Source of Funding: Supported in part by the National Science Council in Taiwan (NSC100-2410-H001-016-MY3).

Abstract

As the population ages, the number of people living with Alzheimer’s disease (AD) has been increasing over time. Between 1999 and 2006, four new AD drugs were approved for insurance coverage in Taiwan. Based on longitudinal insurance claims data, we employ the correlated-random-effects quantile regression (CREQR) method to explicitly control for the unobserved heterogeneity and to consider the heterogeneous influences of adopting these new drugs on different points of the conditional distribution of health expenditures. Our empirical findings show that the adoption of pharmaceutical innovation is costly and the expenditure-increasing effect is mainly reflected by the increase in drugs expenditure. In addition, we find evidence of a significant offsetting effect in the sense that new-drug users tend to make less use of inpatient services, especially for high-cost patients. An important policy implication is that current one-size-fits-all payment regulations may become an access barrier to realizing potential benefits of pharmaceutical innovation.

 

Background: As the population ages, the number of people living with Alzheimer's disease (AD) has been increasing over time. Between 1999 and 2006, four new AD drugs were approved for insurance coverage in Taiwan.

Aims of the Study: We investigate the heterogeneous influences of adopting these new drugs on healthcare expenditures. We also evaluate whether the adoption of pharmaceutical innovation creates any “offsetting” effect in the sense that an increase in one component of the health care costs is offset by the decrease in the other components of health care costs.

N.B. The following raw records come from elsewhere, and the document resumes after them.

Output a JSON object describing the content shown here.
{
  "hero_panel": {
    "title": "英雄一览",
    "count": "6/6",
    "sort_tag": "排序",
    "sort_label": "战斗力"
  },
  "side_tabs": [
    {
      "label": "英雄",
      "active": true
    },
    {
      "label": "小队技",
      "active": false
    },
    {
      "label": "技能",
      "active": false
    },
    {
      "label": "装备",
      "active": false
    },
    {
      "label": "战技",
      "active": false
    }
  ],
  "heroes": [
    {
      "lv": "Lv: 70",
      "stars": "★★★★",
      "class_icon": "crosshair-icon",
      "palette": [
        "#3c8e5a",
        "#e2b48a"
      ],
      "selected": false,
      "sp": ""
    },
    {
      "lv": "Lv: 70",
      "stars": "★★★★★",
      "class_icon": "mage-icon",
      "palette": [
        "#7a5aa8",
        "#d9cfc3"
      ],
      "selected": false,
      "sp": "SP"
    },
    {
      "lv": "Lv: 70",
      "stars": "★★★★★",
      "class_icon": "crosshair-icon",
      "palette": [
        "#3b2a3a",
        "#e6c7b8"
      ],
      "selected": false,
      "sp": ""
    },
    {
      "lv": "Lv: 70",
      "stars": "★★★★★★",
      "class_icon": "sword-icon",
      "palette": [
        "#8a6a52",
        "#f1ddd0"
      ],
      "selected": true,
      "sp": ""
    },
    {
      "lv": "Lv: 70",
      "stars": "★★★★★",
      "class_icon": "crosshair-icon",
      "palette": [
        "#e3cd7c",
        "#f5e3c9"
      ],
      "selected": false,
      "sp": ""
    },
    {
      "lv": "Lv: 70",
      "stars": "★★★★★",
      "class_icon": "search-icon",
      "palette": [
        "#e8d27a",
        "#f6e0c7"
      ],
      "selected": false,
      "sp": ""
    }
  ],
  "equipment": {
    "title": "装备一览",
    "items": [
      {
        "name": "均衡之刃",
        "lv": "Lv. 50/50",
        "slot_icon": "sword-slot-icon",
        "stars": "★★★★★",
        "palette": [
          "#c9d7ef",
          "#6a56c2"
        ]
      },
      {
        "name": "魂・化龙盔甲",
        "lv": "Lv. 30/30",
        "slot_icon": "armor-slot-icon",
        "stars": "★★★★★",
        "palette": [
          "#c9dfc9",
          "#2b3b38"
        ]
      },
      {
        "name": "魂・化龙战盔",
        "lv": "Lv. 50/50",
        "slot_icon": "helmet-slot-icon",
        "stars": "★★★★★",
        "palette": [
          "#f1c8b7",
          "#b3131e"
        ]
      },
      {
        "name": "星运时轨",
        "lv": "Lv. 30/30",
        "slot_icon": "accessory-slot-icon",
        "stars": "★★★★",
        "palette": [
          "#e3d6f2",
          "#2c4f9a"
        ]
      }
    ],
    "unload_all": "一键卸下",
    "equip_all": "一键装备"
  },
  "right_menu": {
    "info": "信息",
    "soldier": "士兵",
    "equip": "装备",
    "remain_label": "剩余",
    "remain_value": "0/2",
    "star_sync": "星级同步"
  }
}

Methods: AD patients are defined in this study as those who are diagnosed with ICD-9-CM code 331.0. Based on longitudinal insurance claims data, we identify 1,088 AD patients whose first diagnosis occurred between 1997 and 2007. After excluding the period before each patient's AD diagnosis, 4,629 patient-year observations are found to constitute an unbalanced panel data set used in this study. We employ the correlated-random-effects quantile regression (CREQR) method to explicitly control for the unobserved heterogeneity and to consider the heterogeneous influences of adopting new drugs on different points of the conditional distribution function of health expenditures.

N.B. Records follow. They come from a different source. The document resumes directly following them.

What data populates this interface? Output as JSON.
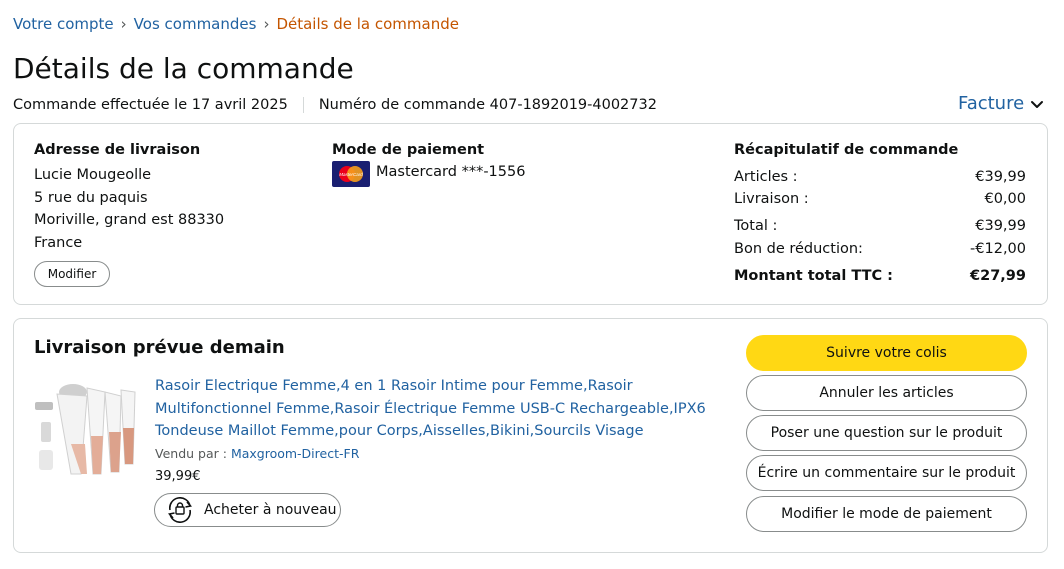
{
  "breadcrumb": {
    "account": "Votre compte",
    "sep1": "›",
    "orders": "Vos commandes",
    "sep2": "›",
    "current": "Détails de la commande"
  },
  "page": {
    "title": "Détails de la commande",
    "order_date": "Commande effectuée le 17 avril 2025",
    "order_number": "Numéro de commande 407-1892019-4002732",
    "invoice_label": "Facture"
  },
  "shipping": {
    "heading": "Adresse de livraison",
    "name": "Lucie Mougeolle",
    "street": "5 rue du paquis",
    "city": "Moriville, grand est 88330",
    "country": "France",
    "modify_label": "Modifier"
  },
  "payment": {
    "heading": "Mode de paiement",
    "card": "Mastercard ***-1556",
    "card_logo_text": "MasterCard"
  },
  "summary": {
    "heading": "Récapitulatif de commande",
    "rows": [
      {
        "label": "Articles :",
        "value": "€39,99"
      },
      {
        "label": "Livraison :",
        "value": "€0,00"
      },
      {
        "label": "Total :",
        "value": "€39,99"
      },
      {
        "label": "Bon de réduction:",
        "value": "-€12,00"
      }
    ],
    "grand_total_label": "Montant total TTC :",
    "grand_total_value": "€27,99"
  },
  "delivery": {
    "heading": "Livraison prévue demain",
    "product_lines": [
      "Rasoir Electrique Femme,4 en 1 Rasoir Intime pour Femme,Rasoir",
      "Multifonctionnel Femme,Rasoir Électrique Femme USB-C Rechargeable,IPX6",
      "Tondeuse Maillot Femme,pour Corps,Aisselles,Bikini,Sourcils Visage"
    ],
    "sold_by_label": "Vendu par  :",
    "seller": "Maxgroom-Direct-FR",
    "price": "39,99€",
    "buy_again_label": "Acheter à nouveau"
  },
  "actions": [
    {
      "label": "Suivre votre colis"
    },
    {
      "label": "Annuler les articles"
    },
    {
      "label": "Poser une question sur le produit"
    },
    {
      "label": "Écrire un commentaire sur le produit"
    },
    {
      "label": "Modifier le mode de paiement"
    }
  ],
  "colors": {
    "link": "#2162a1",
    "breadcrumb_current": "#c45500",
    "primary_button": "#ffd814",
    "border": "#d5d9d9",
    "text": "#0f1111"
  },
  "icons": {
    "invoice_chevron": "chevron-down-icon",
    "payment_card": "mastercard-icon",
    "buy_again": "buy-again-icon",
    "product": "product-thumbnail"
  }
}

Results: Our empirical findings are consistent with previous evidence that the adoption of pharmaceutical innovation is costly. To be specific, the expenditure-increasing effect is mainly reflected by the increase in expenditure on drugs in the outpatient sector. In addition, we find evidence of a significant offsetting effect in the sense that new-drug users tend to make less use of inpatient services. As a result, the net effect of adopting pharmaceutical innovation is heterogeneous across AD patients: the use of new drugs is expenditure-increasing for patients whose health care costs are distributed below the 75th quantile; by contrast, the use of new drugs is expenditure-neutral above the 75th quantile, that is, the increase in the drug costs is almost completely offset by the decrease in the inpatient expenditure.

Discussion: The adoption of pharmaceutical innovation for treating AD is associated with a significant offsetting effect for higher cost patients. Our results also show that the CREQR method supplements the traditional ordinary least squares (OLS) method to provide interesting information beyond the conditional mean of the distribution. In our study, CREQR estimates suggest that the marginal impact of adopting pharmaceutical innovation on health care costs is heterogeneous across AD patients.

Implications for Health Policies: Given that the impact of adopting new AD drugs on health care costs is not uniform among patients, current payment regulations that impose simple clinical criteria to decide the eligibility of using new drugs, that is, a policy that adopts one size to fit for all, may become an access barrier to realizing the potential benefits of pharmaceutical innovation.

Implications for Future Research: Another potential source of the offsetting effect is that adopting new AD drugs may be beneficial to the reduction in the cost of long-term care. This is an important avenue for future research.

Received 9 August 2013; accepted 3 June 2014

Copyright 2014 ICMPE